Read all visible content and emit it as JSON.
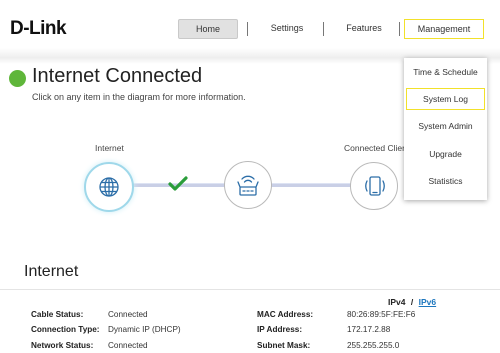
{
  "header": {
    "logo": "D-Link",
    "nav": [
      {
        "label": "Home"
      },
      {
        "label": "Settings"
      },
      {
        "label": "Features"
      },
      {
        "label": "Management"
      }
    ]
  },
  "status": {
    "title": "Internet Connected",
    "subtitle": "Click on any item in the diagram for more information.",
    "indicator_color": "#5fb63a"
  },
  "diagram": {
    "internet_label": "Internet",
    "clients_label": "Connected Clients",
    "link_status_icon": "check-icon"
  },
  "management_menu": {
    "items": [
      {
        "label": "Time & Schedule"
      },
      {
        "label": "System Log"
      },
      {
        "label": "System Admin"
      },
      {
        "label": "Upgrade"
      },
      {
        "label": "Statistics"
      }
    ]
  },
  "internet_section": {
    "title": "Internet",
    "ipv4": "IPv4",
    "separator": "/",
    "ipv6": "IPv6",
    "left": [
      {
        "label": "Cable Status:",
        "value": "Connected"
      },
      {
        "label": "Connection Type:",
        "value": "Dynamic IP (DHCP)"
      },
      {
        "label": "Network Status:",
        "value": "Connected"
      }
    ],
    "right": [
      {
        "label": "MAC Address:",
        "value": "80:26:89:5F:FE:F6"
      },
      {
        "label": "IP Address:",
        "value": "172.17.2.88"
      },
      {
        "label": "Subnet Mask:",
        "value": "255.255.255.0"
      }
    ]
  },
  "colors": {
    "highlight": "#f2e12a",
    "link": "#1d76bd",
    "check": "#2a9d3a",
    "globe": "#2c6ea8"
  }
}
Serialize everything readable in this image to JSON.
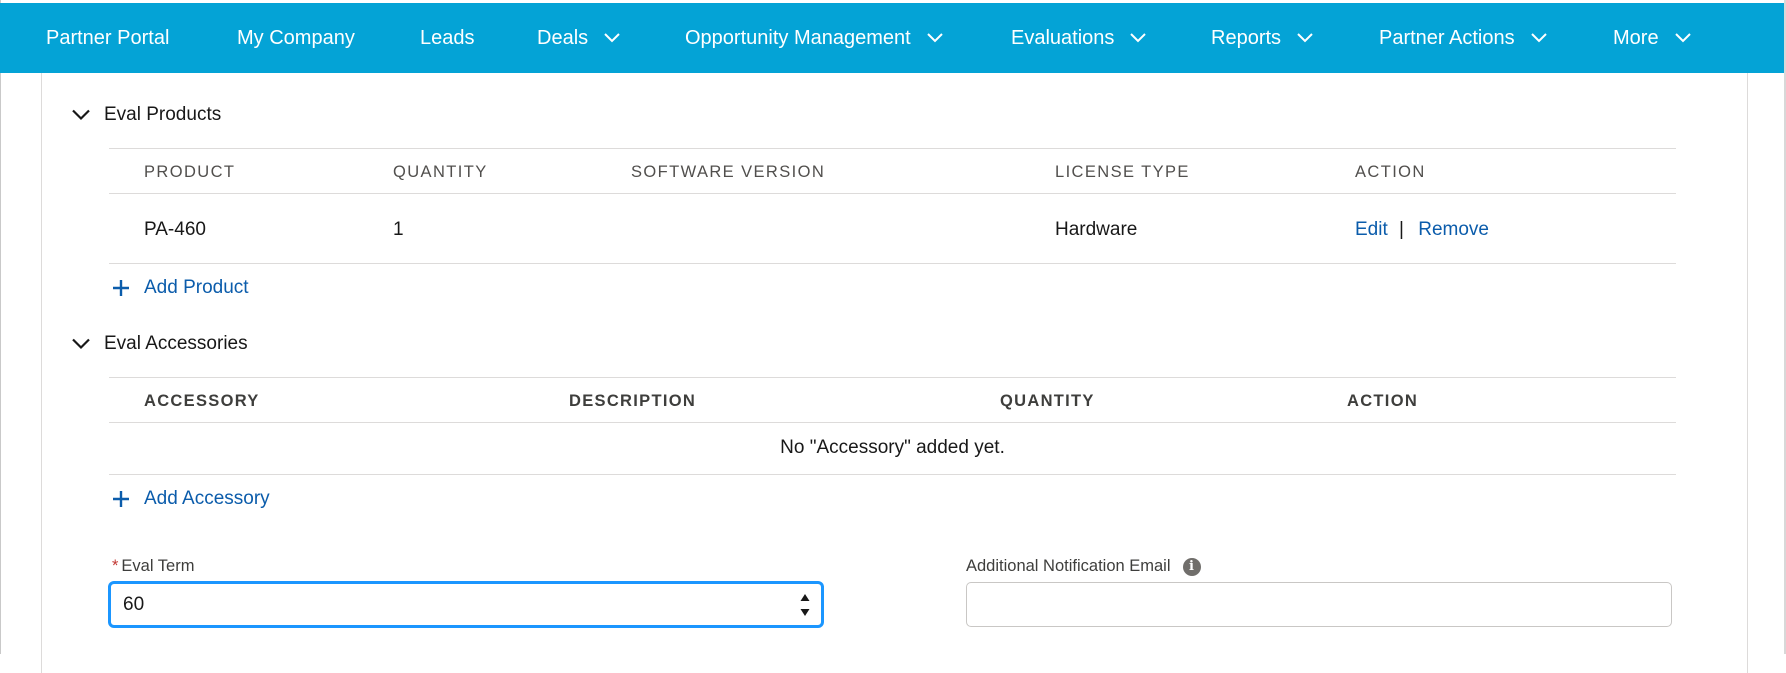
{
  "nav": {
    "items": [
      {
        "label": "Partner Portal",
        "dropdown": false
      },
      {
        "label": "My Company",
        "dropdown": false
      },
      {
        "label": "Leads",
        "dropdown": false
      },
      {
        "label": "Deals",
        "dropdown": true
      },
      {
        "label": "Opportunity Management",
        "dropdown": true
      },
      {
        "label": "Evaluations",
        "dropdown": true
      },
      {
        "label": "Reports",
        "dropdown": true
      },
      {
        "label": "Partner Actions",
        "dropdown": true
      },
      {
        "label": "More",
        "dropdown": true
      }
    ],
    "background_color": "#04a3d6"
  },
  "eval_products": {
    "title": "Eval Products",
    "columns": [
      "PRODUCT",
      "QUANTITY",
      "SOFTWARE VERSION",
      "LICENSE TYPE",
      "ACTION"
    ],
    "rows": [
      {
        "product": "PA-460",
        "quantity": "1",
        "software_version": "",
        "license_type": "Hardware",
        "edit_label": "Edit",
        "separator": "|",
        "remove_label": "Remove"
      }
    ],
    "add_label": "Add Product"
  },
  "eval_accessories": {
    "title": "Eval Accessories",
    "columns": [
      "ACCESSORY",
      "DESCRIPTION",
      "QUANTITY",
      "ACTION"
    ],
    "empty_message": "No \"Accessory\" added yet.",
    "add_label": "Add Accessory"
  },
  "form": {
    "eval_term": {
      "required_mark": "*",
      "label": "Eval Term",
      "value": "60"
    },
    "notification_email": {
      "label": "Additional Notification Email",
      "value": "",
      "info_icon": "info-icon"
    }
  },
  "colors": {
    "link": "#0b5cab",
    "focus": "#1b96ff",
    "required": "#c23934"
  }
}
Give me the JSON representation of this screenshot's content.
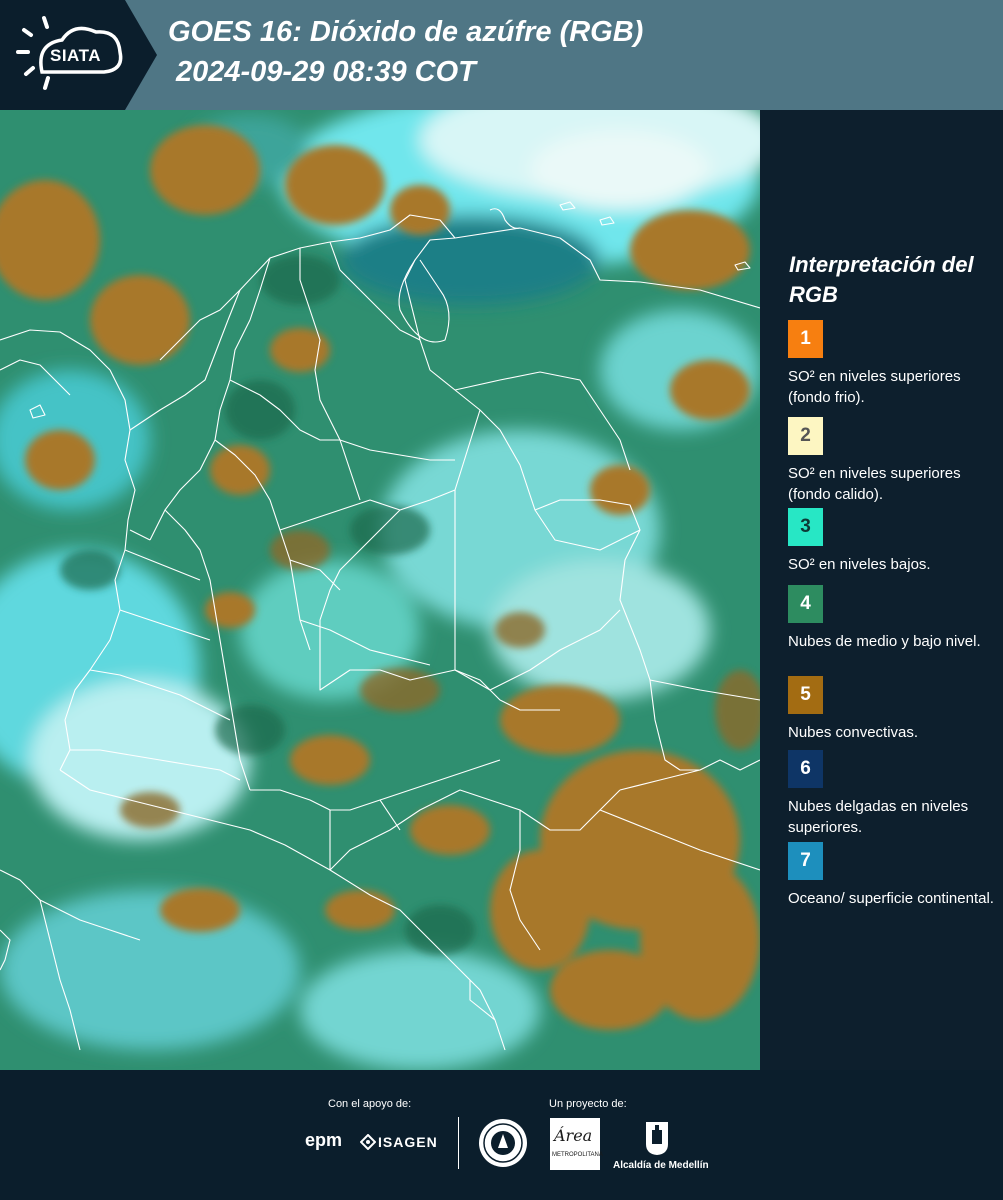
{
  "header": {
    "logo_text": "SIATA",
    "title": "GOES 16: Dióxido de azúfre (RGB)",
    "subtitle": "2024-09-29 08:39 COT"
  },
  "legend": {
    "title": "Interpretación del RGB",
    "items": [
      {
        "number": "1",
        "label": "SO² en niveles superiores (fondo frio).",
        "color": "#f77f10",
        "text_color": "#ffffff"
      },
      {
        "number": "2",
        "label": "SO² en niveles superiores (fondo calido).",
        "color": "#fdf6c2",
        "text_color": "#555555"
      },
      {
        "number": "3",
        "label": "SO² en niveles bajos.",
        "color": "#27e7c5",
        "text_color": "#0d3a36"
      },
      {
        "number": "4",
        "label": "Nubes de medio y bajo nivel.",
        "color": "#2d8c60",
        "text_color": "#ffffff"
      },
      {
        "number": "5",
        "label": "Nubes convectivas.",
        "color": "#a36c12",
        "text_color": "#ffffff"
      },
      {
        "number": "6",
        "label": "Nubes delgadas en niveles superiores.",
        "color": "#0e3566",
        "text_color": "#ffffff"
      },
      {
        "number": "7",
        "label": "Oceano/ superficie continental.",
        "color": "#1d8fbd",
        "text_color": "#ffffff"
      }
    ]
  },
  "footer": {
    "support_label": "Con el apoyo de:",
    "project_label": "Un proyecto de:",
    "epm": "epm",
    "isagen": "ISAGEN",
    "metro_line1": "Área",
    "metro_line2": "METROPOLITANA",
    "alcaldia": "Alcaldía de Medellín"
  }
}
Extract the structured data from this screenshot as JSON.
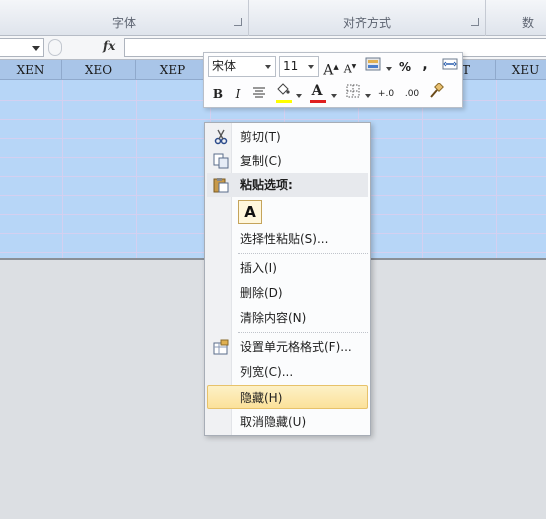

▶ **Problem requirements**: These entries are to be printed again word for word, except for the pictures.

▶ **Solution to this task**:
Read all visible content and emit it as JSON.
{
  "header": {
    "logo": "D-Link",
    "nav": [
      {
        "label": "Home"
      },
      {
        "label": "Settings"
      },
      {
        "label": "Features"
      },
      {
        "label": "Management"
      }
    ]
  },
  "status": {
    "title": "Internet Connected",
    "subtitle": "Click on any item in the diagram for more information.",
    "indicator_color": "#5fb63a"
  },
  "diagram": {
    "internet_label": "Internet",
    "clients_label": "Connected Clients",
    "link_status_icon": "check-icon"
  },
  "management_menu": {
    "items": [
      {
        "label": "Time & Schedule"
      },
      {
        "label": "System Log"
      },
      {
        "label": "System Admin"
      },
      {
        "label": "Upgrade"
      },
      {
        "label": "Statistics"
      }
    ]
  },
  "internet_section": {
    "title": "Internet",
    "ipv4": "IPv4",
    "separator": "/",
    "ipv6": "IPv6",
    "left": [
      {
        "label": "Cable Status:",
        "value": "Connected"
      },
      {
        "label": "Connection Type:",
        "value": "Dynamic IP (DHCP)"
      },
      {
        "label": "Network Status:",
        "value": "Connected"
      }
    ],
    "right": [
      {
        "label": "MAC Address:",
        "value": "80:26:89:5F:FE:F6"
      },
      {
        "label": "IP Address:",
        "value": "172.17.2.88"
      },
      {
        "label": "Subnet Mask:",
        "value": "255.255.255.0"
      }
    ]
  },
  "colors": {
    "highlight": "#f2e12a",
    "link": "#1d76bd",
    "check": "#2a9d3a",
    "globe": "#2c6ea8"
  }
}
Serialize everything readable in this image to JSON.
{
  "nav": {
    "items": [
      {
        "label": "Partner Portal",
        "dropdown": false
      },
      {
        "label": "My Company",
        "dropdown": false
      },
      {
        "label": "Leads",
        "dropdown": false
      },
      {
        "label": "Deals",
        "dropdown": true
      },
      {
        "label": "Opportunity Management",
        "dropdown": true
      },
      {
        "label": "Evaluations",
        "dropdown": true
      },
      {
        "label": "Reports",
        "dropdown": true
      },
      {
        "label": "Partner Actions",
        "dropdown": true
      },
      {
        "label": "More",
        "dropdown": true
      }
    ],
    "background_color": "#04a3d6"
  },
  "eval_products": {
    "title": "Eval Products",
    "columns": [
      "PRODUCT",
      "QUANTITY",
      "SOFTWARE VERSION",
      "LICENSE TYPE",
      "ACTION"
    ],
    "rows": [
      {
        "product": "PA-460",
        "quantity": "1",
        "software_version": "",
        "license_type": "Hardware",
        "edit_label": "Edit",
        "separator": "|",
        "remove_label": "Remove"
      }
    ],
    "add_label": "Add Product"
  },
  "eval_accessories": {
    "title": "Eval Accessories",
    "columns": [
      "ACCESSORY",
      "DESCRIPTION",
      "QUANTITY",
      "ACTION"
    ],
    "empty_message": "No \"Accessory\" added yet.",
    "add_label": "Add Accessory"
  },
  "form": {
    "eval_term": {
      "required_mark": "*",
      "label": "Eval Term",
      "value": "60"
    },
    "notification_email": {
      "label": "Additional Notification Email",
      "value": "",
      "info_icon": "info-icon"
    }
  },
  "colors": {
    "link": "#0b5cab",
    "focus": "#1b96ff",
    "required": "#c23934"
  }
}
Give me the JSON representation of this screenshot's content.
{
  "header": {
    "logo_text": "SIATA",
    "title": "GOES 16: Dióxido de azúfre (RGB)",
    "subtitle": "2024-09-29 08:39 COT"
  },
  "legend": {
    "title": "Interpretación del RGB",
    "items": [
      {
        "number": "1",
        "label": "SO² en niveles superiores (fondo frio).",
        "color": "#f77f10",
        "text_color": "#ffffff"
      },
      {
        "number": "2",
        "label": "SO² en niveles superiores (fondo calido).",
        "color": "#fdf6c2",
        "text_color": "#555555"
      },
      {
        "number": "3",
        "label": "SO² en niveles bajos.",
        "color": "#27e7c5",
        "text_color": "#0d3a36"
      },
      {
        "number": "4",
        "label": "Nubes de medio y bajo nivel.",
        "color": "#2d8c60",
        "text_color": "#ffffff"
      },
      {
        "number": "5",
        "label": "Nubes convectivas.",
        "color": "#a36c12",
        "text_color": "#ffffff"
      },
      {
        "number": "6",
        "label": "Nubes delgadas en niveles superiores.",
        "color": "#0e3566",
        "text_color": "#ffffff"
      },
      {
        "number": "7",
        "label": "Oceano/ superficie continental.",
        "color": "#1d8fbd",
        "text_color": "#ffffff"
      }
    ]
  },
  "footer": {
    "support_label": "Con el apoyo de:",
    "project_label": "Un proyecto de:",
    "epm": "epm",
    "isagen": "ISAGEN",
    "metro_line1": "Área",
    "metro_line2": "METROPOLITANA",
    "alcaldia": "Alcaldía de Medellín"
  }
}
Extract the structured data from this screenshot as JSON.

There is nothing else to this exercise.